Application areas for SNP PolTaq DNA polymerase
- Control and detection of point mutations
- Identification of the „right“ clones
- Control and validation of sequencing results
SNP Pol DNA polymerase can be applied to allele-specific PCR of DNA templates from diverse organisms
Below are data kindly provided from a customer at the University of Konstanz (research group of Prof. Dr Kroth), who successfully used SNP Pol DNA polymerase to identify indels by allele specific PCR of microalgae (Phaeodactylum tricornutum):
In our previous blog > we provided evidence of the greater target specificity of SNP PolTaq DNA polymerase, relative to that of other DNA polymerases. Here, we show that SNP Pol DNA polymerase is considerably less likely than other, comparable DNA polymerases, to amplify templates that exhibit a 3’-terminal mismatch with the primer.
Features of SNP Pol
Fast (shortened): Requires only the time needed for a real-time PCR. This is significantly faster than sending a plasmid for sequencing, waiting for the sequencing result and subsequent evaluation of the sequencing results, etc.
Easy (without laborious sequencing): PCR is an established procedure in almost every laboratory. Fast: carried out in your own (or in a neighboring) laboratory. Feasible: Normally, PCR is available anyway. No shipping, no evaluation of sequencing results.
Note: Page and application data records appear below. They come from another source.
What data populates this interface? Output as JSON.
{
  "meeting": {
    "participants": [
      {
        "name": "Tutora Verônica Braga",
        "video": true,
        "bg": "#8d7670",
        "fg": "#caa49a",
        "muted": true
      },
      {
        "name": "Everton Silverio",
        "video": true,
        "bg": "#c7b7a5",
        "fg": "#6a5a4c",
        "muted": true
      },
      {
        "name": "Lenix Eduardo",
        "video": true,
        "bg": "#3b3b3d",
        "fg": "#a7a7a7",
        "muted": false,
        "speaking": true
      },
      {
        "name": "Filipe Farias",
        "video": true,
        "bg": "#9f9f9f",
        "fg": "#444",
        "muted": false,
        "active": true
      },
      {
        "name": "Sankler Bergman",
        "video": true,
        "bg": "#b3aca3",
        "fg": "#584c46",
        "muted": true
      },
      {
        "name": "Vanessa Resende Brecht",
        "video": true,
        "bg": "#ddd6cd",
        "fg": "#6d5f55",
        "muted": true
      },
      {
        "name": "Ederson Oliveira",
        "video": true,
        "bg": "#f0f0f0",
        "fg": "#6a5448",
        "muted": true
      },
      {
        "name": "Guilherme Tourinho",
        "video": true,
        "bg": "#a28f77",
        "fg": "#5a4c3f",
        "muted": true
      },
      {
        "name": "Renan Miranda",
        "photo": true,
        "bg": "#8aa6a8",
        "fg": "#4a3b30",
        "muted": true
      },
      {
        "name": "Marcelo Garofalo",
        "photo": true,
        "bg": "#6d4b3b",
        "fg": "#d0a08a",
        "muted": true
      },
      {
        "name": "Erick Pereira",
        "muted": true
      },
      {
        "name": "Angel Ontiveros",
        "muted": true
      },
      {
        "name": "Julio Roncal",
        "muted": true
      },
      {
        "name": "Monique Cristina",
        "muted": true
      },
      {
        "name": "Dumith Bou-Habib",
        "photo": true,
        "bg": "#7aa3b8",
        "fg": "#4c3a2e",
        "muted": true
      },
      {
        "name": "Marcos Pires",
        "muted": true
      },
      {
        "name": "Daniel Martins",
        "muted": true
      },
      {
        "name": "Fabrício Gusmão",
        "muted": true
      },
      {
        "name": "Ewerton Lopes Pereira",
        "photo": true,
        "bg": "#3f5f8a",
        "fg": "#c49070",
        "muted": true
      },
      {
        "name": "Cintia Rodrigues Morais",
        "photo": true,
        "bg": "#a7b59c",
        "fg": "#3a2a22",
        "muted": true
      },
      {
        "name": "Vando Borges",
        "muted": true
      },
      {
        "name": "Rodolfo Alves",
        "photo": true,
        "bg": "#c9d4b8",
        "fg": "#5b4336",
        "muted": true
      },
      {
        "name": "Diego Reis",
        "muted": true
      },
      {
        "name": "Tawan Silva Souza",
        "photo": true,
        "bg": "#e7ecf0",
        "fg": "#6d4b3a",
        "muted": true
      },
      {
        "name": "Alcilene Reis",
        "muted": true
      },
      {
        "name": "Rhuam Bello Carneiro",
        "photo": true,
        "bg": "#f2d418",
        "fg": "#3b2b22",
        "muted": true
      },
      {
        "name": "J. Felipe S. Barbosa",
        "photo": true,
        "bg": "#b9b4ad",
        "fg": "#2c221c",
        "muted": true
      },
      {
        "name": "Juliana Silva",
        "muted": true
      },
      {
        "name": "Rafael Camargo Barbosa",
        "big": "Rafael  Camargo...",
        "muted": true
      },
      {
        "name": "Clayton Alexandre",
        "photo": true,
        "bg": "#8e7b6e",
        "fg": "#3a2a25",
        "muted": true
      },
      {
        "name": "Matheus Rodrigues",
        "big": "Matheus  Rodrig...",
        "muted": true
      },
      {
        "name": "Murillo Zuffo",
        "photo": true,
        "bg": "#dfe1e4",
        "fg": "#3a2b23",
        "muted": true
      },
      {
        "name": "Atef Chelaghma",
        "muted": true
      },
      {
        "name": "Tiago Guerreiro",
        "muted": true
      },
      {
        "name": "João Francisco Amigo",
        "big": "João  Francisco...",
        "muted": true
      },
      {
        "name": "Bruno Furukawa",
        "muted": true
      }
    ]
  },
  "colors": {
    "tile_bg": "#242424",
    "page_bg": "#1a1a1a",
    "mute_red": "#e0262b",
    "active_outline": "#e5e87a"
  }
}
Cost-effective: Cheaper than sequencing each individual sample. A Sanger sequencing sample costs approximately between 2.50-7.50 €, a PCR reaction only a few euro cents.
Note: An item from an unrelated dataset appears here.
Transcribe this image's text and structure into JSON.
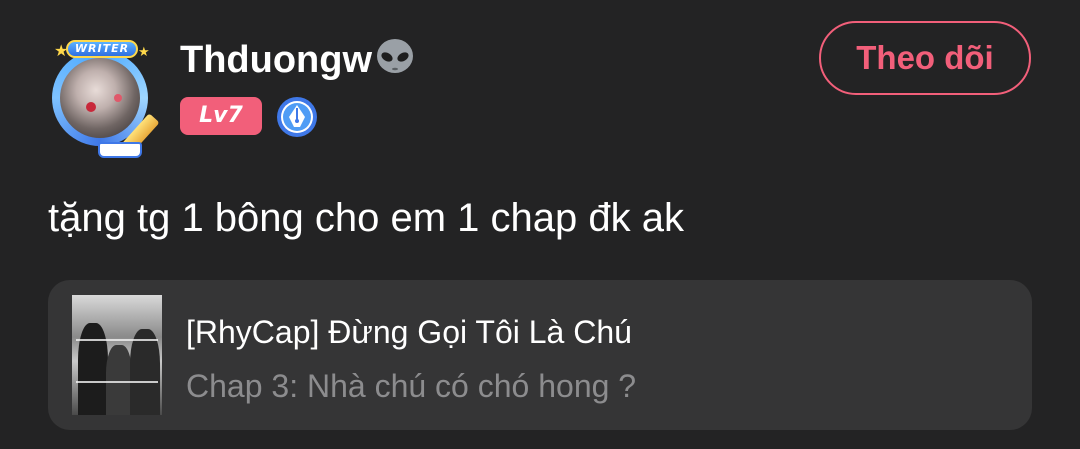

“To identify yeast mutants with a point mutation, detection of the specific mutant alleles is necessary. For this purpose, we applied allele-specific polymerase chain reaction (PCR) to detect the FAS2-1250S dominant mutant allele that encodes an altered fatty acid synthase in Japanese brewer's yeast strains. These strains are known to produce a higher amount of ethyl caproate in Japanese sake. The mutant strains were supposed to be diploid and to contain heterozygous alleles, including wild-type FAS2 and a dominant FAS2-1250S. A set of oligonucleotide primers was designed to contain different nucleotides at their 3′ termini: one type was identical to the wild type and the other to the mutant FAS2. Another set of primers was designed to have an additional mismatch at the second nucleotide from their 3′ termini. By testing with control strains, we established PCR conditions for specific amplification. Using these conditions and a simple template preparation procedure with SDS, the presence of the allele was detected in commercially used sake yeast strains. The method presented here will be useful for the identification of specific yeast strains.”
- Goshima T, et al. (2016) Identification of a mutation causing a defective spindle assembly checkpoint in high ethyl caproate-producing sake yeast strain K1801. Biosci Biotechnol Biochem 80(8):1657-62
- Akada R, et al. (2001) Detection of a point mutation in FAS2 gene of sake yeast strains by allele-specific PCR amplification
- DamID-seq data in C. elegans / Sharma R, Ritler D, Meister P.
- Minisequencing SNP genotyping with SNPase DNA Polymerase / Lovmar L, Fredriksson M, Liljedahl U, Sigurdsson S, Syvänen AC
- Allele specific mismatch selectivity by the HiDi DNA polymerase / Drum M, Kranaster R, Ewald C, Blasczyk R, Marx A